“The devil’s in the details. It sounds great to capture activities in context but if you don’t do it properly, you end up with a bunch of confusing data that doesn’t make sense. The accuracy of being able to do that with automation was really important to us, and we felt that People.ai had the best solution in terms of how it was being approached.” - Esther Friend, VP of Sales Efficiency and Transformation, Five9
Nearly every sales organization is searching for high quality AI solutions but it’s hard to know how to differentiate an average AI product from an exceptional one. Many of you have tried AI point solutions for forecasting or conversation intelligence or a public tool like Chat GPT and the generic and unhelpful outputs generated by those solutions are just not cutting it. That’s because those AI tools are fueled with inaccurate or incomplete data.
Accurate and trustworthy engagement data depends on a sales AI tool's ability to match accurately, even when CRM setups are complex and CRM hygiene is poor.
Many AI tools rely on good CRM hygiene and complete activity data entered manually into the CRM by all reps, which is extremely uncommon. The problem becomes even more pronounced when a company’s CRM is heavily customized. Standard activity matching techniques lean heavily on standardized go-to-market (GTM) practices. When an organization customizes their CRM, many revenue intelligence providers cannot utilize this data because it doesn’t fit into their rigid parameters.

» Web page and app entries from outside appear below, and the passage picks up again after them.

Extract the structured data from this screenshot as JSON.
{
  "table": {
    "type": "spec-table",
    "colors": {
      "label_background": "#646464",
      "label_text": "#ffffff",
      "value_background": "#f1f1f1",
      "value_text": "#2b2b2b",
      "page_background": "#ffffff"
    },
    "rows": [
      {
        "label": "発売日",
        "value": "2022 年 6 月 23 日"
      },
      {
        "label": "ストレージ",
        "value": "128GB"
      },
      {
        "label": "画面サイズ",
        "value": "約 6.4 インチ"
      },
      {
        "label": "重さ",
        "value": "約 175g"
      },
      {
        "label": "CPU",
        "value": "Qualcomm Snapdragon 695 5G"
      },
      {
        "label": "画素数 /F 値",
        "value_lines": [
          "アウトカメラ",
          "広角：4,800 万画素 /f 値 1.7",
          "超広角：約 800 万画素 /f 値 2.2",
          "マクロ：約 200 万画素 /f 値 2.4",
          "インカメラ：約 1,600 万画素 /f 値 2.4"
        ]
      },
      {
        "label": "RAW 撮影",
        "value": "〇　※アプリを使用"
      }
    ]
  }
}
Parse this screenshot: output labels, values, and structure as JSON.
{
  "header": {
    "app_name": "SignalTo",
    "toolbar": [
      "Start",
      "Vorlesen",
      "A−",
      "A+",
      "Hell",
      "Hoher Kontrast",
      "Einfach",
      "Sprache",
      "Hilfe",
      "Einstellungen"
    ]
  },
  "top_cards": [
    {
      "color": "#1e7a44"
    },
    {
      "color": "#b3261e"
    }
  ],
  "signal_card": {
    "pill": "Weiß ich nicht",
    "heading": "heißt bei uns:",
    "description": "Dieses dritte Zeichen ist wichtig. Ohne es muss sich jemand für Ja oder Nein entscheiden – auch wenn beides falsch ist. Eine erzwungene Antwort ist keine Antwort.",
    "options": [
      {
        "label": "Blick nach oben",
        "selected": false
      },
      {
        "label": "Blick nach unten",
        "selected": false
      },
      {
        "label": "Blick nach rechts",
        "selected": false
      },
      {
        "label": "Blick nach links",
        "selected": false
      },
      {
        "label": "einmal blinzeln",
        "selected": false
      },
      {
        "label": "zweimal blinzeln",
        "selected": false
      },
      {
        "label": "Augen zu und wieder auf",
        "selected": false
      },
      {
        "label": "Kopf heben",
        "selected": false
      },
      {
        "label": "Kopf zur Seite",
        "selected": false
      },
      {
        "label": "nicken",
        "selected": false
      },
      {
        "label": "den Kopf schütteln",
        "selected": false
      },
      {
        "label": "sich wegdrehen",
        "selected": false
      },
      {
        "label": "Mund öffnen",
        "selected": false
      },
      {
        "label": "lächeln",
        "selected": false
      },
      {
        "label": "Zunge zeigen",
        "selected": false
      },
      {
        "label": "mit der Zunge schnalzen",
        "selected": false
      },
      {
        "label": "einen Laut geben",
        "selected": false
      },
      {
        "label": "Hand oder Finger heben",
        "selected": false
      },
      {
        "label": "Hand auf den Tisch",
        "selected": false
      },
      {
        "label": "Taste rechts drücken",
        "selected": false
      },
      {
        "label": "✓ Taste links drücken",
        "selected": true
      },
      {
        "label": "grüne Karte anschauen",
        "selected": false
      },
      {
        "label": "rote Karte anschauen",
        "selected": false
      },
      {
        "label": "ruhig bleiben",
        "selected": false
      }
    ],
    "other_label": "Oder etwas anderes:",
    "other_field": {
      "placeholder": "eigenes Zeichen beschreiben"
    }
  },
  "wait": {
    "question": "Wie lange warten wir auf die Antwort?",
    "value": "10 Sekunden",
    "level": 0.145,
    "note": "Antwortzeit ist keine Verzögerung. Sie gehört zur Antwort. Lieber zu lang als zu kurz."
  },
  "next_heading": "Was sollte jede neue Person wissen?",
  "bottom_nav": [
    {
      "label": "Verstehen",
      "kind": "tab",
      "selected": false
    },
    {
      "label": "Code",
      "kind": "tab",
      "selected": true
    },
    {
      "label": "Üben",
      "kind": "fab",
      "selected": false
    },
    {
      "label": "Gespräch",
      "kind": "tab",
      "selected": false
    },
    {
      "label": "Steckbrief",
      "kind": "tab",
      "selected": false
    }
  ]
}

When you’re evaluating sales AI vendors, ask them the following questions about their activity matching capabilities. The goal is to understand their technology to ensure they can perform high-quality matching, despite poor CRM hygiene and complex CRM implementation.
Q1: Can your tool automatically create net-new contacts and domains when they are not already in the CRM?
Why this is important: If your sales team is doing a good job, they will be spending time with new contacts all the time. If the AI tool cannot automatically create new contacts or domains in your CRM, data from those activities will be lost or associated with the wrong contacts/accounts/opportunities.
BONUS: When a tool can create net-new contacts and domains in your CRM, it is actually improving your CRM hygiene. By filling in missing data, it facilitates future activity matches, leading to better revenue intelligence in the long run.
Q2: What information about activities and your CRM do you use to match?
Why this is important: You can gauge how sophisticated AI technology is based on how comprehensive this list is. One of the signals to look for in a great AI tool is Natural Language Processing (NLP). NLP is used to extract content from activity text that can be used to find the relevant account or opportunity.
Q3: How does your system differentiate between similar CRM records when finding a match?
Why this is important: When there's an activity that might match to multiple CRM records (e.g. multiple opportunities in an account), can the system use all of the signals to decide between them to find the best one? A rules-based matching system helps the tool select the most specific account or opportunity match based on multiple categories of signals (ideally 10+). This advanced method allows the tool to make accurate matches even when the available data is less than ideal.
Activity matching is the top factor determining whether AI is getting good data vs bad data. By accurately capturing and associating data, you can gain crucial insights into the health of your deals and make more informed decisions. A tool with great activity matching capabilities can be a testament to the power of AI in revolutionizing sales strategies and driving success.